Enter CrossMgr. It's an open source piece of software written by Edward Sitarski, a cycling commissar, so he knows what he's taking on. Firstly, I should say that CrossMgr is pretty cycling specific, you could time other sports with it, but the target is clear. It is clearly designed for cycle races.

Running CrossMgr in a wet field in Cornwall.

Here's a comparison (in the context of MTB XC). Webscorer is better at-

  • Live web results (way less complicated)
  • Runs on mobile operating systems (particularly my waterproof android tablet)
  • Instant update when you change settings (CrossMgr took a little "jiggling")
  • Entering competitors in software (CrossMgr uses a linked spreadsheet)
  • Pretty much behaves as you would expect, all the time

CrossMgr is better at-

  • Displaying lap progress per category (the blue bars in the screen shot above) 
  • Displaying a lot of live info on a single computer simultaneously on multiple monitors (scans, lap progress, category leaders, predicted finish times, results and more)
  • Prediction - CrossMgr can predict finish times and highlight where a scan may have been missed. It also estimates rider position a map. Custom maps can be uploaded via GPX.
  • Forgiving errors, with CrossMgr you can change the number of laps on the fly, and even race settings such as race leader finish causes all categories to finish (which I had accidentally left on)
  • Races can be completely setup, saved, and then recalled in a flash
Both work with RFID readers, although they take a different approach. Webscorer priorities ease of use and ease of use functionality. CrossMgr takes a different approach, every scan is logged in the software and then filtered into the results based on the rules you set. These rules can change mid way through the race (hence the forgivability). Even after the race has finished, scans are still recorded but not included with results.

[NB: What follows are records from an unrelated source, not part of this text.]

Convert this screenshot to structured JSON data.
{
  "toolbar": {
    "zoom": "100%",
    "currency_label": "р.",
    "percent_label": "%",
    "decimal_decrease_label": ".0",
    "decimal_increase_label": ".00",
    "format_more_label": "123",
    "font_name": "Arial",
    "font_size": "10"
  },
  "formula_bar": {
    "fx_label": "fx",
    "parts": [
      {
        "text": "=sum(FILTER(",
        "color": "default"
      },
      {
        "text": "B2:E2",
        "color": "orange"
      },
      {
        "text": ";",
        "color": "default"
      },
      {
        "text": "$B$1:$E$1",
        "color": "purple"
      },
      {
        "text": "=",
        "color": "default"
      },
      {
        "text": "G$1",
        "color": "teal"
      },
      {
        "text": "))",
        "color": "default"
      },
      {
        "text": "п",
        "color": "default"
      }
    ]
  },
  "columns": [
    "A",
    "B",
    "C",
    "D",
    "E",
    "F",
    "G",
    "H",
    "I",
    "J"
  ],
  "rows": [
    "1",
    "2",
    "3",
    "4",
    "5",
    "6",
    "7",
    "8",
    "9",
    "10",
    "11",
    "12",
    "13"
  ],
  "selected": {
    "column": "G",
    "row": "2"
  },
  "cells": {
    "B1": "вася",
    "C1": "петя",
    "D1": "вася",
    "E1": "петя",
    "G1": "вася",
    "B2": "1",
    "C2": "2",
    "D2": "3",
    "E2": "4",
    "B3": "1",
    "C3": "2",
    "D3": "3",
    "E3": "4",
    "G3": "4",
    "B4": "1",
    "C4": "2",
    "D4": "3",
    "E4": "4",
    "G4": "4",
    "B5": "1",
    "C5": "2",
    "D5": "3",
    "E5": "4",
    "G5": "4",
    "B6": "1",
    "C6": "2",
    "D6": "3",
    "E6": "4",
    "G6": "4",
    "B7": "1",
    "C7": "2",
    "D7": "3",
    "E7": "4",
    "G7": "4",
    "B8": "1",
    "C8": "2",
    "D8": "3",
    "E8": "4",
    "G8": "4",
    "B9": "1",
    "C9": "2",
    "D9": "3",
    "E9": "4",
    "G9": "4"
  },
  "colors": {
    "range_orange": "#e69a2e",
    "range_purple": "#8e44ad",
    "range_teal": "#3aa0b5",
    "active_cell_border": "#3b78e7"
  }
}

My tips for using CrossMgr-
  • Check your settings very carefully at the beginning
  • Use the RFID test facility!
  • If you race leader is supposed to finish at 15mins (or close to 15mins) and everyone after, make sure the race duration is longer
  • Check the recommendations screen post race
Finally, will I keep using CrossMgr? For MTB XC yes. For other races, probably not. As it's open source, I will be making a donation towards CrossMgr's development. If you use it, I encourage you to as well.